  29. 29. MiriArab Madrassah in Bukhara
  30. 30. Miri Arab Madrassah in Bukhara This madrassah was constructed in the time of the Shaybanids in the 16th century. The tombs of Ubdaidallah-Khan and Miri-Arab are in one corner of the building; the other three corners house classrooms. There are particularly beautiful arrangements of tile mosaics on surfaces surrounding the iwans.
  31. 31. Detail of tile mosaics on walls of Miri Arab Madrassah.
  32. 32. Miri- Arab MadrassahThe pishtaq of theNadir Divan BeghiMadrasa in Bukharadisplays confrontedimages of thesimurgh, the mythicalPersian bird thatsymbolizes eternal life.The tile mosaics hereare among themasterworks ofpolychrome faience.
  33. 33. Sultanahmet Mosque
  34. 34. Sultanahmet MosqueBetter known as theBlue Mosque. I love thisparticular structurebecause it is so vast andit seems to reach outand speak to you withits sweeping majesty.Notice the six minaretsit has, very fewmosques have thatunique feature.
  35. 35. Blue MosqueOne thing about thisstructure that is soappealing is thecascade of domes thatspill down from thegreat central dome.

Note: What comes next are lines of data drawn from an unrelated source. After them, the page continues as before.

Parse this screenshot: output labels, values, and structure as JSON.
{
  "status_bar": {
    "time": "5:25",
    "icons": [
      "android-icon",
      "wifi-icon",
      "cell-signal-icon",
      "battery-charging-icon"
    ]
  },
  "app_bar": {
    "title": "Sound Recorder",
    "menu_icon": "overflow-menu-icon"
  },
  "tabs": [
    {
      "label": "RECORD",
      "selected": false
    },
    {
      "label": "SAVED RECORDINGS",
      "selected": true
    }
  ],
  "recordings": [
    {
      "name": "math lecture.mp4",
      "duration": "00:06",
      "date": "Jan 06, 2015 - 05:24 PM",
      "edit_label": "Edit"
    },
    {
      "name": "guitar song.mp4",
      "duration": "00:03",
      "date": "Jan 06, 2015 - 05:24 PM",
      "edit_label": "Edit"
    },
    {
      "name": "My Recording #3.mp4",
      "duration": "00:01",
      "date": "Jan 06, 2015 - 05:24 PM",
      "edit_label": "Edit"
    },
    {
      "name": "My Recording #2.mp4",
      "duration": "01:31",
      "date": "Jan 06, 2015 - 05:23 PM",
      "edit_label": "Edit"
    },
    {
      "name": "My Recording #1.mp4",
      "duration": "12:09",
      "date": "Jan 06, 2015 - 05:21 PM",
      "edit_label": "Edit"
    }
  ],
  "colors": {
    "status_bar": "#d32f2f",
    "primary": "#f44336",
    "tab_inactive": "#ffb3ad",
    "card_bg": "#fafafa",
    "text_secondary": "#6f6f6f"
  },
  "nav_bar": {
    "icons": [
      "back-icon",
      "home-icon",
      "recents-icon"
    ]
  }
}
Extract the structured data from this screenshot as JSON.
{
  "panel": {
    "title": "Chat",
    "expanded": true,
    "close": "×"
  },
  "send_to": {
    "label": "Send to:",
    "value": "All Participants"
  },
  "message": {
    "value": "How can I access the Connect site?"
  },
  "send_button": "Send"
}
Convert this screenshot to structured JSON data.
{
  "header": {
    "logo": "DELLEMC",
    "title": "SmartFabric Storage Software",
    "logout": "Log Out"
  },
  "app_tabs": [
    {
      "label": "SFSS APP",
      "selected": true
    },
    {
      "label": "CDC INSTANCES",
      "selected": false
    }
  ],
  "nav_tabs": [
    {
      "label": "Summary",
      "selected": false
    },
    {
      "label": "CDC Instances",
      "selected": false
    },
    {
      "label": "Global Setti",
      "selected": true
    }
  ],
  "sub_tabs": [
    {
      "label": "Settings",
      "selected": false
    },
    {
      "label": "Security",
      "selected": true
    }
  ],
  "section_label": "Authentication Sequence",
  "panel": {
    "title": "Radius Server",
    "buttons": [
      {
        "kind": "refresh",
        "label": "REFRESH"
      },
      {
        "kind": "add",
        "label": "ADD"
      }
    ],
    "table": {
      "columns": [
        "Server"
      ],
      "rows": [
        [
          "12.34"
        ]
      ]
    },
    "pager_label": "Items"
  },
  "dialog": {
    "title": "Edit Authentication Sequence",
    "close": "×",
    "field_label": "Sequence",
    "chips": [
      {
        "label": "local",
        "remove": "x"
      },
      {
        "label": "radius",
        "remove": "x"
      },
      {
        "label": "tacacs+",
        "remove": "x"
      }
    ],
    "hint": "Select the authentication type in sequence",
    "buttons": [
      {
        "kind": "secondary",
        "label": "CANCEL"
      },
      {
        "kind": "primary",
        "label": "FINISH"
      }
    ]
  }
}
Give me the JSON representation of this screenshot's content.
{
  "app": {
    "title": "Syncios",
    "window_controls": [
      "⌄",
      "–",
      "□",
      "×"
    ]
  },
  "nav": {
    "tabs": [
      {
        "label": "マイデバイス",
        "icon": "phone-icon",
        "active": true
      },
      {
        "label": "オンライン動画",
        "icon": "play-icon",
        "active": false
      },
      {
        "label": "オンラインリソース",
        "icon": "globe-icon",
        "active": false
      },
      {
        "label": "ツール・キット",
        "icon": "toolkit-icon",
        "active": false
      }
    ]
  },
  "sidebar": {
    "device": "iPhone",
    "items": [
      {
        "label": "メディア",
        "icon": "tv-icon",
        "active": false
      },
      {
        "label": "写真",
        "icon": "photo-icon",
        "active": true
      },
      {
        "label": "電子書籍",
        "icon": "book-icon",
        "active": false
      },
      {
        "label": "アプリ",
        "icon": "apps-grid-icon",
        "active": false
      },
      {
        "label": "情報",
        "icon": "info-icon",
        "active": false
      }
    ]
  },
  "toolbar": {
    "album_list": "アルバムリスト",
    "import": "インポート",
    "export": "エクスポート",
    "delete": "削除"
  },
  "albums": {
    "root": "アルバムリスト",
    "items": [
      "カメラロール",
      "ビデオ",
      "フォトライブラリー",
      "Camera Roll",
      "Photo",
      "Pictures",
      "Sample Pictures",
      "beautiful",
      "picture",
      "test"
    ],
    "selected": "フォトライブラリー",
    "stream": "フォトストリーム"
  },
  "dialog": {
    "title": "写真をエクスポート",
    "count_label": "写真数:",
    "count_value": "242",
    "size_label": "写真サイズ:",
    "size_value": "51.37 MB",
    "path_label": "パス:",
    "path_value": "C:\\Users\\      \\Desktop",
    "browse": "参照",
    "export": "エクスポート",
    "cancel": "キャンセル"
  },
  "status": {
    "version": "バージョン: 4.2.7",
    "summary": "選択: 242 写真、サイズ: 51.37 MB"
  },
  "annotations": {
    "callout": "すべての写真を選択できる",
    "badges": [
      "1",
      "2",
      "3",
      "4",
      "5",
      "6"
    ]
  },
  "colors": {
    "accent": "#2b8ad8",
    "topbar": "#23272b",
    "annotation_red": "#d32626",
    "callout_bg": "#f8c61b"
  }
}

  36. 36. Blue MosqueThe name “BlueMosque” does notcome from anythingyou can see on theexterior. It comes fromthe beautiful blue tilesinside…
  37. 37. Detail of blue tile work in theinterior
  38. 38. Here is another shot of the inside of the domes. See how they also used thehanging lanterns that you seen previously in the show?
  39. 39. Lutfullah Mosque
  40. 40. I want to showcase some of the exquisite geometric tile work that can befound the the Lutfullah Mosque. Here is a picture of one of the outer wallpanels of the Shaikh Lutfollah Mosque. Faience ceramic tiles make anarabesque of foliage and branches based on blue color. Beautiful, yes?
  41. 41. Lutfullah Mosque.Here is an image thattruly took my breathaway. This is thepassageway in themosque . Three turningsof the narrow passagelead suddenly into theenormous worship hall.To be quite honest, Ithink I would get a littledizzy!
  42. 42. Works Cited 1. 2. 3. Henri Stierlin. Islamic Art and Architecture. United Kingdom.Thames and Hudson Ltd.,2002. 4.”Masterpieces of Islamic Architecture”. November 18,2011. 5.”Sacred Places”. D ecember 1,2011. 6. “Legs of the Silk Road”. December 5,2011.